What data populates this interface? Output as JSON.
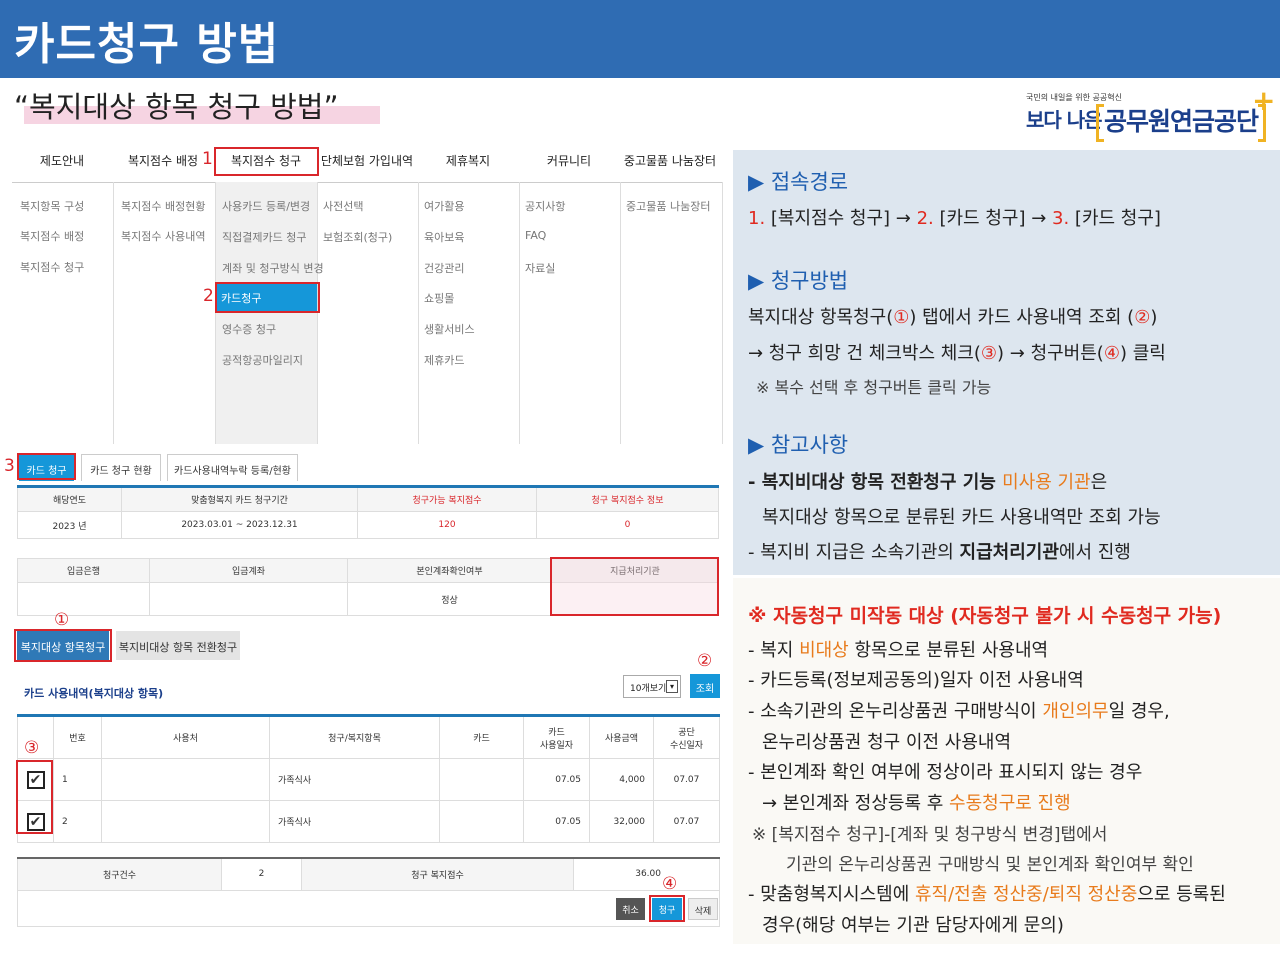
{
  "header": {
    "title": "카드청구 방법"
  },
  "subtitle": "“복지대상 항목 청구 방법”",
  "logo": {
    "tagline": "국민의 내일을 위한 공공혁신",
    "boda": "보다 나은",
    "org": "공무원연금공단",
    "plus": "+"
  },
  "nav": {
    "items": [
      "제도안내",
      "복지점수 배정",
      "복지점수 청구",
      "단체보험 가입내역",
      "제휴복지",
      "커뮤니티",
      "중고물품 나눔장터"
    ],
    "marker1": "1",
    "marker2": "2",
    "marker3": "3",
    "col0": [
      "복지항목 구성",
      "복지점수 배정",
      "복지점수 청구"
    ],
    "col1": [
      "복지점수 배정현황",
      "복지점수 사용내역"
    ],
    "col2": [
      "사용카드 등록/변경",
      "직접결제카드 청구",
      "계좌 및 청구방식 변경",
      "카드청구",
      "영수증 청구",
      "공적항공마일리지"
    ],
    "col3": [
      "사전선택",
      "보험조회(청구)"
    ],
    "col4": [
      "여가활용",
      "육아보육",
      "건강관리",
      "쇼핑몰",
      "생활서비스",
      "제휴카드"
    ],
    "col5": [
      "공지사항",
      "FAQ",
      "자료실"
    ],
    "col6": [
      "중고물품 나눔장터"
    ]
  },
  "tabs": [
    "카드 청구",
    "카드 청구 현황",
    "카드사용내역누락 등록/현황"
  ],
  "summary": {
    "headers": [
      "해당연도",
      "맞춤형복지 카드 청구기간",
      "청구가능 복지점수",
      "청구 복지점수 정보"
    ],
    "row": [
      "2023 년",
      "2023.03.01 ~ 2023.12.31",
      "120",
      "0"
    ]
  },
  "account": {
    "headers": [
      "입금은행",
      "입금계좌",
      "본인계좌확인여부",
      "지급처리기관"
    ],
    "row": [
      "",
      "",
      "정상",
      ""
    ]
  },
  "claim_tabs": {
    "active": "복지대상 항목청구",
    "other": "복지비대상 항목 전환청구",
    "circle1": "①",
    "circle2": "②",
    "circle3": "③",
    "circle4": "④"
  },
  "list": {
    "title": "카드 사용내역(복지대상 항목)",
    "select": "10개보기",
    "search_btn": "조회",
    "headers": [
      "번호",
      "사용처",
      "청구/복지항목",
      "카드",
      "카드\n사용일자",
      "사용금액",
      "공단\n수신일자"
    ],
    "rows": [
      {
        "check": "✔",
        "no": "1",
        "place": "",
        "item": "가족식사",
        "card": "",
        "date": "07.05",
        "amount": "4,000",
        "recv": "07.07"
      },
      {
        "check": "✔",
        "no": "2",
        "place": "",
        "item": "가족식사",
        "card": "",
        "date": "07.05",
        "amount": "32,000",
        "recv": "07.07"
      }
    ]
  },
  "totals": {
    "count_label": "청구건수",
    "count": "2",
    "points_label": "청구 복지점수",
    "points": "36.00"
  },
  "actions": {
    "cancel": "취소",
    "claim": "청구",
    "delete": "삭제"
  },
  "info": {
    "route_head": "▶ 접속경로",
    "route_1n": "1.",
    "route_1": " [복지점수 청구] → ",
    "route_2n": "2.",
    "route_2": " [카드 청구] → ",
    "route_3n": "3.",
    "route_3": " [카드 청구]",
    "method_head": "▶ 청구방법",
    "method_l1a": "복지대상 항목청구(",
    "method_c1": "①",
    "method_l1b": ") 탭에서 카드 사용내역 조회 (",
    "method_c2": "②",
    "method_l1c": ")",
    "method_l2a": "→ 청구 희망 건 체크박스 체크(",
    "method_c3": "③",
    "method_l2b": ") → 청구버튼(",
    "method_c4": "④",
    "method_l2c": ") 클릭",
    "method_note": "※ 복수 선택 후 청구버튼 클릭 가능",
    "ref_head": "▶ 참고사항",
    "ref_l1a": "- 복지비대상 항목 전환청구 기능 ",
    "ref_l1b": "미사용 기관",
    "ref_l1c": "은",
    "ref_l2": "복지대상 항목으로 분류된 카드 사용내역만 조회 가능",
    "ref_l3a": "- 복지비 지급은 소속기관의 ",
    "ref_l3b": "지급처리기관",
    "ref_l3c": "에서 진행"
  },
  "notes": {
    "warn": "※ 자동청구 미작동 대상 (자동청구 불가 시 수동청구 가능)",
    "n1a": "- 복지 ",
    "n1b": "비대상",
    "n1c": " 항목으로 분류된 사용내역",
    "n2": "- 카드등록(정보제공동의)일자 이전 사용내역",
    "n3a": "- 소속기관의 온누리상품권 구매방식이 ",
    "n3b": "개인의무",
    "n3c": "일 경우,",
    "n4": "온누리상품권 청구 이전 사용내역",
    "n5": "- 본인계좌 확인 여부에 정상이라 표시되지 않는 경우",
    "n6a": "→ 본인계좌 정상등록 후 ",
    "n6b": "수동청구로 진행",
    "n7": "※ [복지점수 청구]-[계좌 및 청구방식 변경]탭에서",
    "n8": "기관의 온누리상품권 구매방식 및 본인계좌 확인여부 확인",
    "n9a": "- 맞춤형복지시스템에 ",
    "n9b": "휴직/전출 정산중/퇴직 정산중",
    "n9c": "으로 등록된",
    "n10": "경우(해당 여부는 기관 담당자에게 문의)"
  }
}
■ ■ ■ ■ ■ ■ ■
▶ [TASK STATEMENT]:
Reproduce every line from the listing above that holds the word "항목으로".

▶ [WRITTEN SOLUTION]:
    "ref_l2": "복지대상 항목으로 분류된 카드 사용내역만 조회 가능",
    "n1c": " 항목으로 분류된 사용내역",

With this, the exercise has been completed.